━━━ SUPPLIED INFORMATION

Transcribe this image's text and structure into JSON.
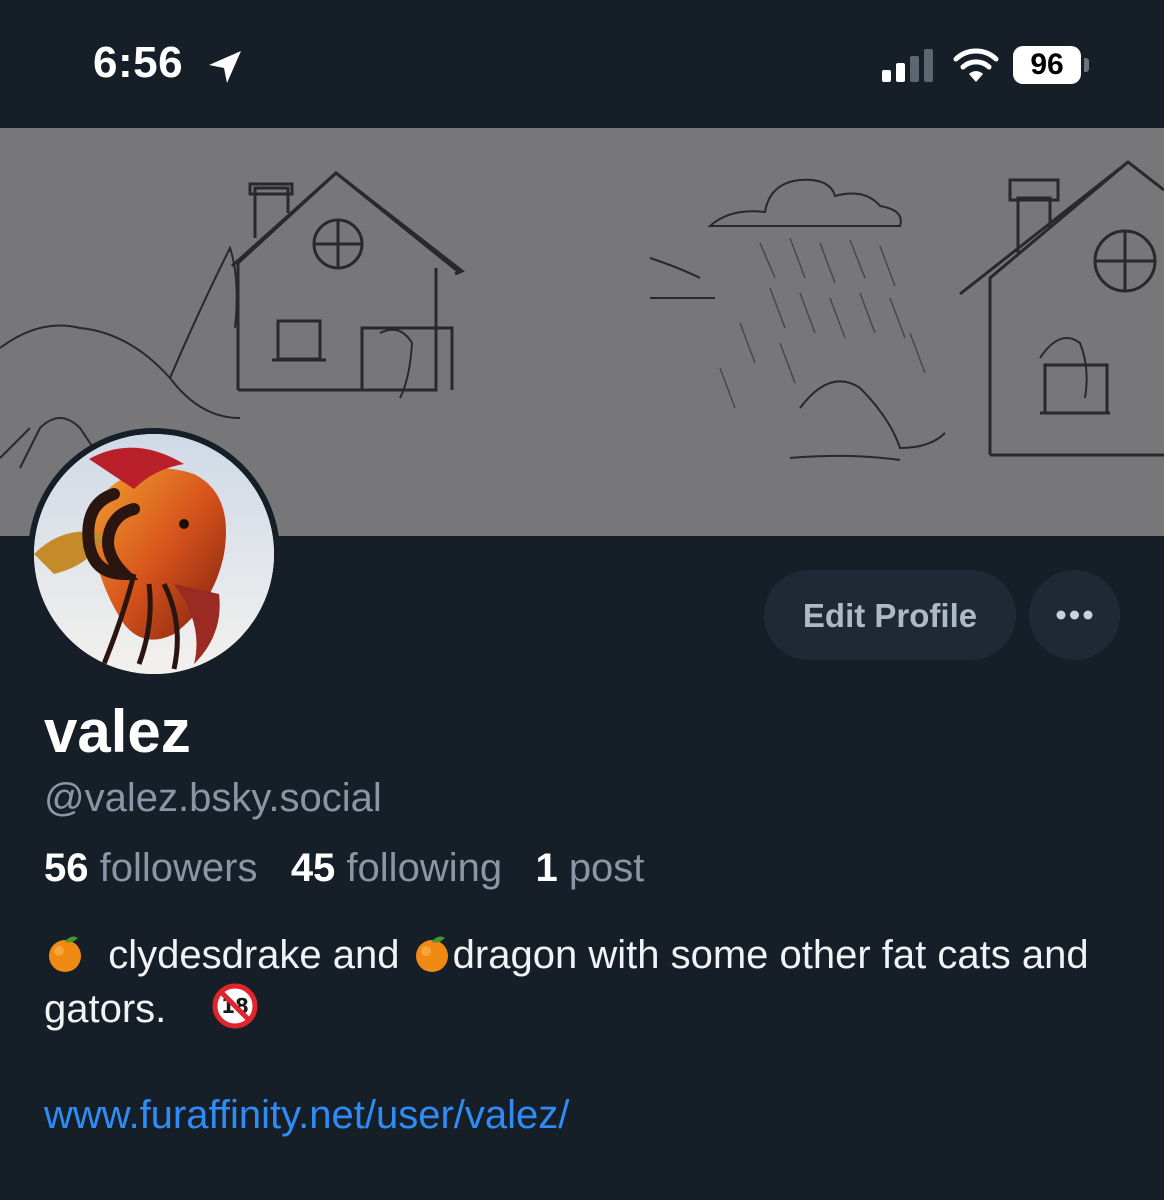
{
  "status_bar": {
    "time": "6:56",
    "battery": "96",
    "icons": [
      "location-arrow-icon",
      "signal-icon",
      "wifi-icon",
      "battery-icon"
    ]
  },
  "profile": {
    "display_name": "valez",
    "handle": "@valez.bsky.social",
    "followers_count": "56",
    "followers_label": "followers",
    "following_count": "45",
    "following_label": "following",
    "posts_count": "1",
    "posts_label": "post",
    "bio_part1": "clydesdrake and",
    "bio_part2": "dragon with some other fat cats and gators.",
    "bio_icons": [
      "orange-emoji-icon",
      "no-under-18-emoji-icon"
    ],
    "link": "www.furaffinity.net/user/valez/"
  },
  "actions": {
    "edit_profile_label": "Edit Profile",
    "more_icon": "more-dots-icon"
  },
  "colors": {
    "background": "#161e27",
    "button": "#1e2935",
    "muted_text": "#8a96a4",
    "link": "#2f8cf5"
  }
}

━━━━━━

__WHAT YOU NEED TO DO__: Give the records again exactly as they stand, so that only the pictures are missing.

__OUTPUT FOR THIS TASK__:
Transcribe this image's text and structure into JSON.
{
  "status_bar": {
    "time": "6:56",
    "battery": "96",
    "icons": [
      "location-arrow-icon",
      "signal-icon",
      "wifi-icon",
      "battery-icon"
    ]
  },
  "profile": {
    "display_name": "valez",
    "handle": "@valez.bsky.social",
    "followers_count": "56",
    "followers_label": "followers",
    "following_count": "45",
    "following_label": "following",
    "posts_count": "1",
    "posts_label": "post",
    "bio_part1": "clydesdrake and",
    "bio_part2": "dragon with some other fat cats and gators.",
    "bio_icons": [
      "orange-emoji-icon",
      "no-under-18-emoji-icon"
    ],
    "link": "www.furaffinity.net/user/valez/"
  },
  "actions": {
    "edit_profile_label": "Edit Profile",
    "more_icon": "more-dots-icon"
  },
  "colors": {
    "background": "#161e27",
    "button": "#1e2935",
    "muted_text": "#8a96a4",
    "link": "#2f8cf5"
  }
}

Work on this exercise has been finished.